“Let me give credit first to our president, Donald J. Trump,” Reyes said. “I had occasion to share with him in the Oval Office photos from a rescue that I did undercover in another country,” Reyes said.
“My team posed as the bad guys, as sex buyers. We flushed out the real traffickers, rescuing dozens of little girls in that nation,” Reyes said. “And when the president saw the pictures and heard the stories, he said, ‘Sean I’m going to make fighting this a priority.'”
“And guess what?” Reyes said. “He has.”
Part of that promise to prioritize human trafficking unfolded at DOT where Secretary Elaine Chao convened panels of experts to discuss how the federal government can partner with state and local governments and the private sector to fight human trafficking in the nation’s transportation infrastructure.
Kendis Paris, executive director of Truckers Against Trafficking (TAT), said there are more professional drivers on American roads than law enforcement, and they can and are making a difference.
“Traffickers use very mode of transportation to move their victims and sell them along major transportation routes,” Paris said.
She shared stories about truckers who have rescued victims and helped investigators after getting training from TAT and reacting to suspicious activities at truck stops and hotel parking lots.

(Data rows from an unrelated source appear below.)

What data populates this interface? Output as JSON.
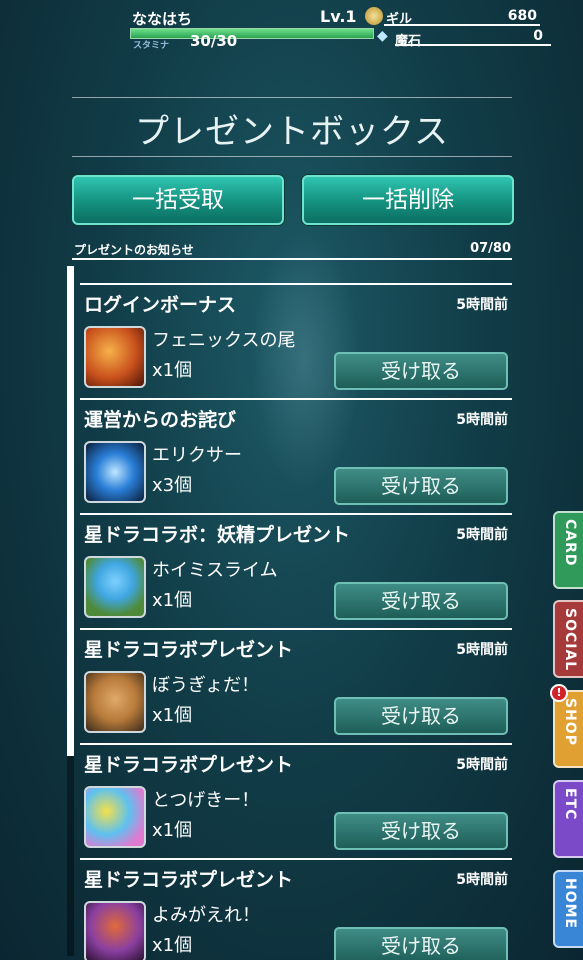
{
  "header": {
    "player_name": "ななはち",
    "level": "Lv.1",
    "stamina_label": "スタミナ",
    "stamina_value": "30/30",
    "stamina_fraction": 1.0,
    "gil_label": "ギル",
    "gil_value": "680",
    "stone_label": "魔石",
    "stone_value": "0"
  },
  "page": {
    "title": "プレゼントボックス",
    "receive_all_label": "一括受取",
    "delete_all_label": "一括削除",
    "notice_label": "プレゼントのお知らせ",
    "notice_count": "07/80"
  },
  "items": [
    {
      "title": "ログインボーナス",
      "time": "5時間前",
      "name": "フェニックスの尾",
      "qty": "x1個",
      "button": "受け取る",
      "icon": "phoenix-down-icon",
      "color": "#c8501c"
    },
    {
      "title": "運営からのお詫び",
      "time": "5時間前",
      "name": "エリクサー",
      "qty": "x3個",
      "button": "受け取る",
      "icon": "elixir-icon",
      "color": "#2a7fd8"
    },
    {
      "title": "星ドラコラボ：妖精プレゼント",
      "time": "5時間前",
      "name": "ホイミスライム",
      "qty": "x1個",
      "button": "受け取る",
      "icon": "healslime-icon",
      "color": "#3fa6e0"
    },
    {
      "title": "星ドラコラボプレゼント",
      "time": "5時間前",
      "name": "ぼうぎょだ！",
      "qty": "x1個",
      "button": "受け取る",
      "icon": "golem-icon",
      "color": "#b77a3a"
    },
    {
      "title": "星ドラコラボプレゼント",
      "time": "5時間前",
      "name": "とつげきー！",
      "qty": "x1個",
      "button": "受け取る",
      "icon": "slimes-icon",
      "color": "#5ec1ef"
    },
    {
      "title": "星ドラコラボプレゼント",
      "time": "5時間前",
      "name": "よみがえれ！",
      "qty": "x1個",
      "button": "受け取る",
      "icon": "dragon-icon",
      "color": "#8a3fa0"
    }
  ],
  "side_tabs": [
    {
      "label": "CARD",
      "color": "#2f9a5a"
    },
    {
      "label": "SOCIAL",
      "color": "#a63a3a"
    },
    {
      "label": "SHOP",
      "color": "#e0a032"
    },
    {
      "label": "ETC",
      "color": "#7a4ac8"
    },
    {
      "label": "HOME",
      "color": "#3a86d6"
    }
  ],
  "shop_badge": "!"
}
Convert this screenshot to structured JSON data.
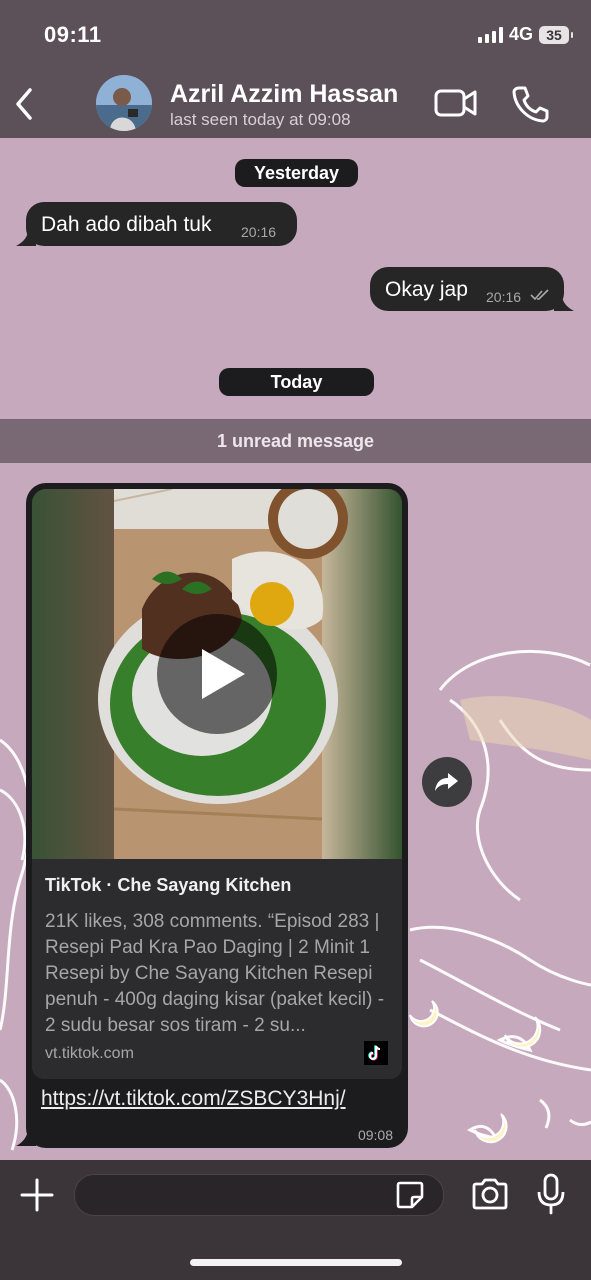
{
  "status_bar": {
    "time": "09:11",
    "network": "4G",
    "battery": "35"
  },
  "header": {
    "contact_name": "Azril Azzim Hassan",
    "last_seen": "last seen today at 09:08"
  },
  "chat": {
    "date_yesterday": "Yesterday",
    "date_today": "Today",
    "unread_banner": "1 unread message",
    "messages": [
      {
        "direction": "incoming",
        "text": "Dah ado dibah tuk",
        "time": "20:16"
      },
      {
        "direction": "outgoing",
        "text": "Okay jap",
        "time": "20:16",
        "status": "read"
      }
    ],
    "link_message": {
      "preview_title": "TikTok · Che Sayang Kitchen",
      "preview_description": "21K likes, 308 comments. “Episod 283 | Resepi Pad Kra Pao Daging | 2 Minit 1 Resepi by Che Sayang Kitchen Resepi penuh - 400g daging kisar (paket kecil) - 2 sudu besar sos tiram - 2 su...",
      "preview_domain": "vt.tiktok.com",
      "url": "https://vt.tiktok.com/ZSBCY3Hnj/",
      "time": "09:08"
    }
  },
  "icons": {
    "back": "chevron-left-icon",
    "video_call": "video-camera-icon",
    "voice_call": "phone-icon",
    "play": "play-icon",
    "share": "share-forward-icon",
    "attach": "plus-icon",
    "sticker": "sticker-icon",
    "camera": "camera-icon",
    "mic": "microphone-icon"
  },
  "colors": {
    "header_bg": "#5c5059",
    "wallpaper": "#c7a9bd",
    "bubble": "#262626",
    "chip": "#1c1c1e"
  }
}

Reyes said in his remarks that one of the challenges in the fight to end human trafficking is getting people to understand its significance.
“The biggest problem when it comes to human trafficking remains this: Most people still have no clue that it even exists,” Reyes said. “But with events like these, we united, need to set the record straight.”
“While the history books in our schools teach that slavery has ended, it most certainly has not,” Reyes said. “And we need now, more than ever, professionals from the transportation industry, in government, in the private sector, to stand up with us and fight this fight.”
Also on hand at the event were lawmakers Rep. Henry Cuellar (D-TX), who backed $2.4 million for the Crime Victims Fund in the most recent spending bill and also secured money to support the President’s Interagency Task Force to Monitor and Combat Trafficking in Persons, and Rep. Chris Smith (R-NJ), who authored the Trafficking Victims Protection Act in 2000 and is also behind four other major pieces of trafficking legislation, including the 2020 Frederick Douglass Trafficking Victims Prevention and Protection Act.
“Human trafficking is a barbaric human rights abuse that thrives on greed, secrecy, a perverted sense of entitlement to exploit the vulnerable, and an unimaginable disregard for the victims,” Smith said at Tuesday’s event.
“The U.S. Department of Transportation is committed to working with our public and private partners to fight human trafficking on America’s transportation system,” Chao said.
Chao announced the “Transportation Leaders Against Human Trafficking” pledge to train the transportation workforce and raise public awareness on human trafficking.
“To amplify counter-trafficking efforts, Secretary Chao established an annual $50,000 award to incentivize individuals and entities, including non-governmental organizations, transportation industry associations, research institutions, and State and local government organizations, to think creatively in developing innovative solutions to combat human trafficking in the transportation industry,” the DOT press release said.
“Secretary Chao also announced $5.4 million in grant selections through the Federal Transit Administration’s (FTA) Human Trafficking Awareness and Public Safety Initiative,” the DOT press release said.
Twenty-four organizations in the United States will each receive funding for projects to help prevent human trafficking and other crimes on public transportation.
More information about the DOT effort is available here.
Follow Penny Starr on Twitter.